I used Minwax Stain and Poly in 1 Step in the antique walnut color. I chose that satin because I had it in the garage from working on my armoire, but I think any stain will work fine. I simply brushed it on using a chip brush making sure to get it in all the crevices, and then used a rag to wipe most of it off. I left some of the stain in the cracks on purpose. Warning- the stain changes the color of the paint slightly. It made the color warmer.
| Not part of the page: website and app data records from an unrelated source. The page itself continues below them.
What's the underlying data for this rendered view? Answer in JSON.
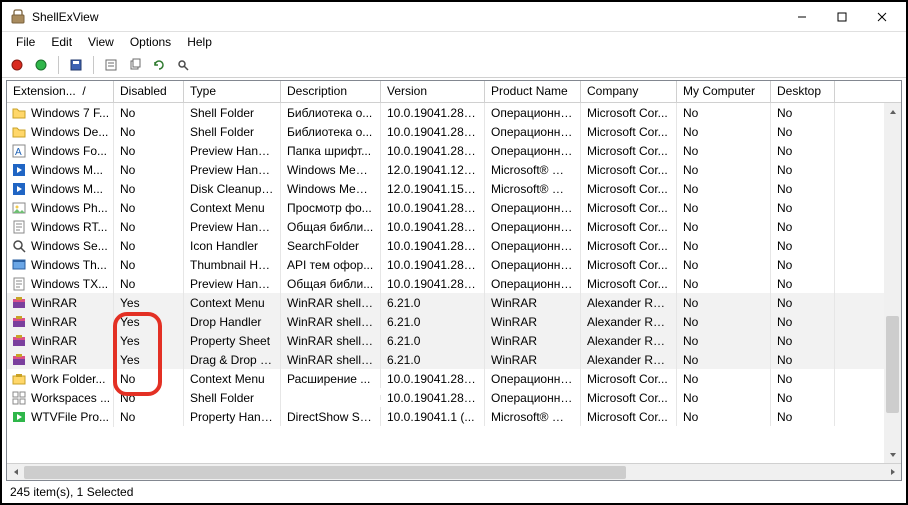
{
  "window": {
    "title": "ShellExView",
    "minimize": "—",
    "maximize": "□",
    "close": "×"
  },
  "menu": {
    "items": [
      "File",
      "Edit",
      "View",
      "Options",
      "Help"
    ]
  },
  "columns": [
    "Extension...",
    "Disabled",
    "Type",
    "Description",
    "Version",
    "Product Name",
    "Company",
    "My Computer",
    "Desktop"
  ],
  "rows": [
    {
      "icon": "folder",
      "name": "Windows 7 F...",
      "disabled": "No",
      "type": "Shell Folder",
      "desc": "Библиотека о...",
      "ver": "10.0.19041.284...",
      "prod": "Операционна...",
      "comp": "Microsoft Cor...",
      "mc": "No",
      "dt": "No",
      "hl": false
    },
    {
      "icon": "folder",
      "name": "Windows De...",
      "disabled": "No",
      "type": "Shell Folder",
      "desc": "Библиотека о...",
      "ver": "10.0.19041.284...",
      "prod": "Операционна...",
      "comp": "Microsoft Cor...",
      "mc": "No",
      "dt": "No",
      "hl": false
    },
    {
      "icon": "font",
      "name": "Windows Fo...",
      "disabled": "No",
      "type": "Preview Handler",
      "desc": "Папка шрифт...",
      "ver": "10.0.19041.284...",
      "prod": "Операционна...",
      "comp": "Microsoft Cor...",
      "mc": "No",
      "dt": "No",
      "hl": false
    },
    {
      "icon": "media",
      "name": "Windows M...",
      "disabled": "No",
      "type": "Preview Handler",
      "desc": "Windows Medi...",
      "ver": "12.0.19041.126...",
      "prod": "Microsoft® Wi...",
      "comp": "Microsoft Cor...",
      "mc": "No",
      "dt": "No",
      "hl": false
    },
    {
      "icon": "media",
      "name": "Windows M...",
      "disabled": "No",
      "type": "Disk Cleanup ...",
      "desc": "Windows Medi...",
      "ver": "12.0.19041.156...",
      "prod": "Microsoft® Wi...",
      "comp": "Microsoft Cor...",
      "mc": "No",
      "dt": "No",
      "hl": false
    },
    {
      "icon": "photo",
      "name": "Windows Ph...",
      "disabled": "No",
      "type": "Context Menu",
      "desc": "Просмотр фо...",
      "ver": "10.0.19041.284...",
      "prod": "Операционна...",
      "comp": "Microsoft Cor...",
      "mc": "No",
      "dt": "No",
      "hl": false
    },
    {
      "icon": "rtf",
      "name": "Windows RT...",
      "disabled": "No",
      "type": "Preview Handler",
      "desc": "Общая библи...",
      "ver": "10.0.19041.284...",
      "prod": "Операционна...",
      "comp": "Microsoft Cor...",
      "mc": "No",
      "dt": "No",
      "hl": false
    },
    {
      "icon": "search",
      "name": "Windows Se...",
      "disabled": "No",
      "type": "Icon Handler",
      "desc": "SearchFolder",
      "ver": "10.0.19041.284...",
      "prod": "Операционна...",
      "comp": "Microsoft Cor...",
      "mc": "No",
      "dt": "No",
      "hl": false
    },
    {
      "icon": "theme",
      "name": "Windows Th...",
      "disabled": "No",
      "type": "Thumbnail Ha...",
      "desc": "API тем офор...",
      "ver": "10.0.19041.284...",
      "prod": "Операционна...",
      "comp": "Microsoft Cor...",
      "mc": "No",
      "dt": "No",
      "hl": false
    },
    {
      "icon": "txt",
      "name": "Windows TX...",
      "disabled": "No",
      "type": "Preview Handler",
      "desc": "Общая библи...",
      "ver": "10.0.19041.284...",
      "prod": "Операционна...",
      "comp": "Microsoft Cor...",
      "mc": "No",
      "dt": "No",
      "hl": false
    },
    {
      "icon": "winrar",
      "name": "WinRAR",
      "disabled": "Yes",
      "type": "Context Menu",
      "desc": "WinRAR shell e...",
      "ver": "6.21.0",
      "prod": "WinRAR",
      "comp": "Alexander Ros...",
      "mc": "No",
      "dt": "No",
      "hl": true
    },
    {
      "icon": "winrar",
      "name": "WinRAR",
      "disabled": "Yes",
      "type": "Drop Handler",
      "desc": "WinRAR shell e...",
      "ver": "6.21.0",
      "prod": "WinRAR",
      "comp": "Alexander Ros...",
      "mc": "No",
      "dt": "No",
      "hl": true
    },
    {
      "icon": "winrar",
      "name": "WinRAR",
      "disabled": "Yes",
      "type": "Property Sheet",
      "desc": "WinRAR shell e...",
      "ver": "6.21.0",
      "prod": "WinRAR",
      "comp": "Alexander Ros...",
      "mc": "No",
      "dt": "No",
      "hl": true
    },
    {
      "icon": "winrar2",
      "name": "WinRAR",
      "disabled": "Yes",
      "type": "Drag & Drop H...",
      "desc": "WinRAR shell e...",
      "ver": "6.21.0",
      "prod": "WinRAR",
      "comp": "Alexander Ros...",
      "mc": "No",
      "dt": "No",
      "hl": true
    },
    {
      "icon": "work",
      "name": "Work Folder...",
      "disabled": "No",
      "type": "Context Menu",
      "desc": "Расширение ...",
      "ver": "10.0.19041.284...",
      "prod": "Операционна...",
      "comp": "Microsoft Cor...",
      "mc": "No",
      "dt": "No",
      "hl": false
    },
    {
      "icon": "ws",
      "name": "Workspaces ...",
      "disabled": "No",
      "type": "Shell Folder",
      "desc": "",
      "ver": "10.0.19041.284...",
      "prod": "Операционна...",
      "comp": "Microsoft Cor...",
      "mc": "No",
      "dt": "No",
      "hl": false
    },
    {
      "icon": "wtv",
      "name": "WTVFile Pro...",
      "disabled": "No",
      "type": "Property Hand...",
      "desc": "DirectShow Str...",
      "ver": "10.0.19041.1 (...",
      "prod": "Microsoft® Wi...",
      "comp": "Microsoft Cor...",
      "mc": "No",
      "dt": "No",
      "hl": false
    }
  ],
  "status": "245 item(s), 1 Selected",
  "sort_indicator": "/"
}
Make sure when you do this you work in small sections. Did you hear me? Work in small sections! This is critical. (I did this at first, but then I got overconfident and started working in bigger sections- mistake! I put too much on and it was drying faster than I could get it off) If you find that stain is tacky and hard to remove, you can re-coat that area with stain and then wipe immediately. I found that doing this made those tough areas easier. (I wish someone told me this before I panicked and did this)
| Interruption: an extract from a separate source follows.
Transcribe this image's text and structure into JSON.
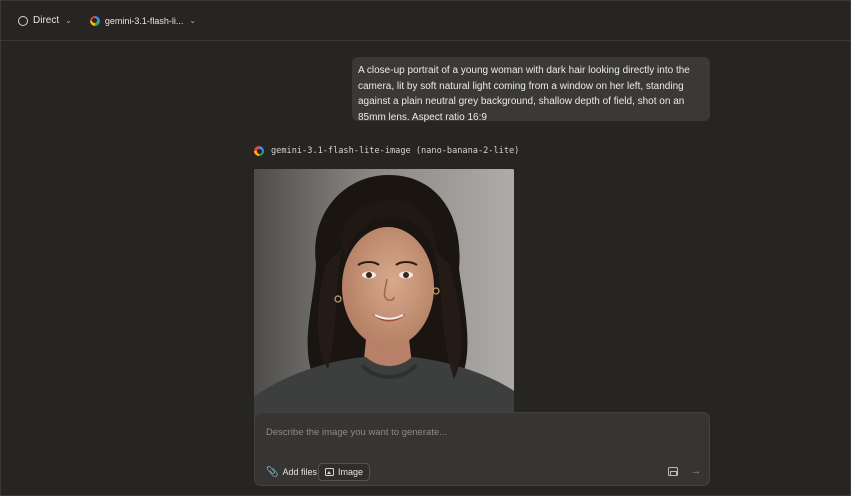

After reupholstering the seats (more on that coming soon), screw them back on and voila!

A few tips:

-Use a high quality brush and flotrol to reduce brush marks.
-Sand using fine 220 grit sandpaper between every coat of paint.
-Apply thin layers of paint. You don't want it to get all gooey in the cracks and crevices.
-Place nails in the bottom of the chair legs to raise them off the ground for easier painting (Pinterest tip that worked)
-Work in small areas when applying the antique finish.
- If the stain gets too tacky and its hard to get off, apply a little more and it will come off easier


  1. Beautiful! I love your color choice and how much the detail stands out more. Love!


    1. Thanks Kristin! I really love the color too, so much that I'm painting an accent wall that color.

      I will be sure to visit you over at Exploring Domesticity :)

  2. Hi Pam! Your chairs turned out so well. I have made the same mistake when working with the stain. Working with small sections is the key. I found your blog on Penny Pinching Party and will be following your cute blog. I read about the start of your summer vacation. Are you a teacher? I am a psychometrist with a local school district and test for a month after the students get out of school. My summer began on Monday!! Hooray!! I also have a list of "to do" things! Please stop by Still Woods Farmhouse when you get a chance.
    Blessings from Still Woods

    1. Yay! You are my first real follower :) totally made my day.

      I am a teacher. I have been in first grade for 5 years and LOVE it. Best job ever. But by the end of the year I sure am ready for summer vacation.

      I will be sure hop on over to Still Wood Farmhouse.